juicy watercooler talk for several days, and among the commentators who weighed
in was industry watchdog Bob Lefsetz (of “The Lefsetz Letter”), who seemed to
echo Stoute’s suspicions when he wrote, in part:


“Obviously NARAS knew Arcade Fire was gonna win. 
Otherwise, why would they close the show?  And they got two numbers. 
If there was gonna be extra time couldn’t there have been another performer, or
one of those legendary Grammy love-ins featuring Stevie Wonder and a whole host
of legends, maybe playing a classic with Arcade Fire?”


This apparently caught the attention of the Arcade Fire
camp, for today Lefsetz (who is nothing if not fair about allowing both those
who agree AND disagree with him have their say) published a letter from the
band’s manager, Scott Rodger, who very firmly insists that there was “no big
plot” whatsoever, and that in particular the fact that the band played a second
song, at the end and as credits began to roll, was merely because there was
enough time for it.


Rodger’s letter read, in part:


Fire had the final slot on the Grammys as the ratings are low at the end of the
broadcast. It really is that simple. We were one of the least known acts on the
bill for a network audience. Don’t you think I wanted a better slot for the
band? The reason we got a second song was also simple. No big plot. We had no
guarantee of air time, but it was simply to play out the end credits of the
show, if we’re even had that much. The show never runs like clockwork to an
exact time so the end is always loose. As it happened, the broadcast was
covered by sponsors messages and the end credits.”


added that the international broadcast of the show not only cut the band’s main
performance earlier in the evening, the end-title performance was “bastardised.”

Continuing, Rodger noted, “Arcade Fire deserved the win this year. They made
the best album. If the award was named “Album Sales Of The Year” award, there
would be no discussion. Stoute’s letter was a nice piece of self publicity. Did
he see Kanye’s tweets when we won and the praise he gave us?? He needs to tune
in. Eminem made a big selling album but it was far from being his best work.
Katy Perry made a big pop record that simply didn’t have weight or credibility.
Gaga’s repackage, great album but it was a repackage of the main release. I
think everyone felt it was going to be Lady Antebellum’s moment having won 5
out of 6 awards to that point. We all felt that way too.”

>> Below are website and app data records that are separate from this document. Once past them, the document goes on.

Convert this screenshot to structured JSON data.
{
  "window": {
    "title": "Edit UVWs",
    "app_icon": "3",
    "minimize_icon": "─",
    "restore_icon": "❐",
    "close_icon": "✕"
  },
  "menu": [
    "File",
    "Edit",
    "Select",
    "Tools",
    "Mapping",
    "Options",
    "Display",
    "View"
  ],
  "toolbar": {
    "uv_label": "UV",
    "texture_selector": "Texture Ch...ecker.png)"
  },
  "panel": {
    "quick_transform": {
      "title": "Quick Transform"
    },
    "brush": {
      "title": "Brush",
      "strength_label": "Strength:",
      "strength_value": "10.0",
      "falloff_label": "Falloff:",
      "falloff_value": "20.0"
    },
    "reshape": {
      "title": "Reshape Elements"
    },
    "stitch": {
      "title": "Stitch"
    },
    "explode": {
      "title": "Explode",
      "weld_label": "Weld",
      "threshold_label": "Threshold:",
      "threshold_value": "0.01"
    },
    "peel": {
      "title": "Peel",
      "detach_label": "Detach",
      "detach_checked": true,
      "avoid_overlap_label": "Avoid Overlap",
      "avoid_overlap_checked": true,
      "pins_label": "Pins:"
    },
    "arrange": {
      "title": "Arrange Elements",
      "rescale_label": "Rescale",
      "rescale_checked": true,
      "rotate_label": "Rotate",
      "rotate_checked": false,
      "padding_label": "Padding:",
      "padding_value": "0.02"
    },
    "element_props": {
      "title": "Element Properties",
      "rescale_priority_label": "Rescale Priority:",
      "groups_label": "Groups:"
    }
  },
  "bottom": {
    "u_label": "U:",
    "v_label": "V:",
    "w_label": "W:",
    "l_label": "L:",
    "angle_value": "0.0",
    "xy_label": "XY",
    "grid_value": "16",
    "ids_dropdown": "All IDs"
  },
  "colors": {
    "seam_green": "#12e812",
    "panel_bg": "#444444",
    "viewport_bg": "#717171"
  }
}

Rodger additionally
pointed out that the band “didn’t lobby any organisation for [the Grammy win]
and that they had to pay their “own overhead to do the event, thus the lack of
onstage gimmicks. No label picked up the tab.”


Amen. So
much for the conspiracy theory. Once again, hats off to Arcade Fire. You can
read all about this and more at the Lefsetz Letter.



MP3 + Video: Live Black Dub


“May be the last time,
I don’t know…”: Heavy gospel-swamp-funk from Lanois & Co.


By Fred Mills


Daniel Lanois, frontman for Black Dub and
producer/collaborator extraordinaire (Dylan, Peter Gabriel, U2, etc.), was the
recent subject of an extensive two-part profile at BLURT. Now we’ve got a
couple of musical treats to share as well.




Lanois and his bandmembers Trixie Whitley, Daryl Johnson and
Brian Blade recorded the song live recently on their U.S. tour, and it’s a pretty heavy
duty slice of gospel-swamp-funk. You can also check out their recent appearance
on KCRW-FM’s “Morning Becomes Eclectic” (both interview and performance) and a
clip from their performance on the Jimmy
Kimmel Live